Born in 1938 in Philadelphia, he became a part of the fertile jazz and R&B scene of the early ’50s. His parents imbued him with a love for music from an early age. His mother encouraged him to explore his musical interests through formal training.
At 17 he began a career-changing relationship with Miles Davis’ sideman saxophonist John Coltrane. Tyner joined Coltrane for the classic album My Favorite Things (1960), and remained at the core of what became one of the most seminal groups in jazz history, The John Coltrane Quartet. The band, which also included drummer Elvin Jones and bassist Jimmy Garrison, had an extraordinary chemistry, fostered in part by Tyner’s almost familial relationship with Coltrane.

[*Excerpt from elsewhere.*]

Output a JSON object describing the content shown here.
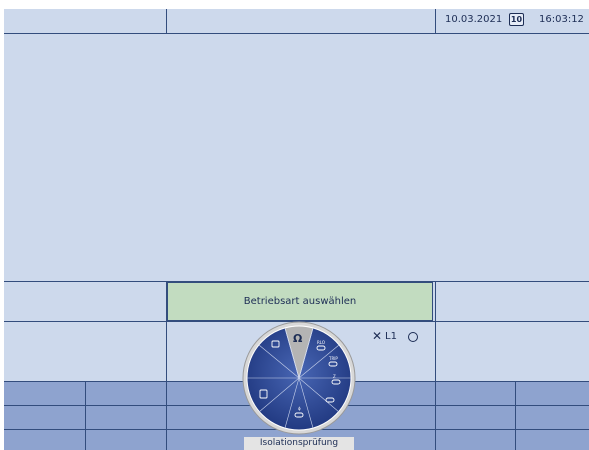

From 1960 through 1965, Tyner’s name was propelled to international renown, as he developed a new vocabulary that transcended the piano styles of the time, providing a unique harmonic underpinning and rhythmic charge essential to the group’s sound. He performed on Coltrane’s classic recordings such as Live at the Village Vanguard, Impressions and Coltrane’s signature suite, A Love Supreme.
In 1965, after over five years with Coltrane’s quartet, Tyner left the group to explore his destiny as a composer and bandleader. Among his major projects is a 1967 album entitled The Real McCoy, on which he was joined by saxophonist Joe Henderson, bassist Ron Carter and fellow Coltrane alumnus Elvin Jones. His 1972 Grammy-award nomination album Sahara, broke new ground by the sounds and rhythms of Africa. Since 1980, he has…..Read More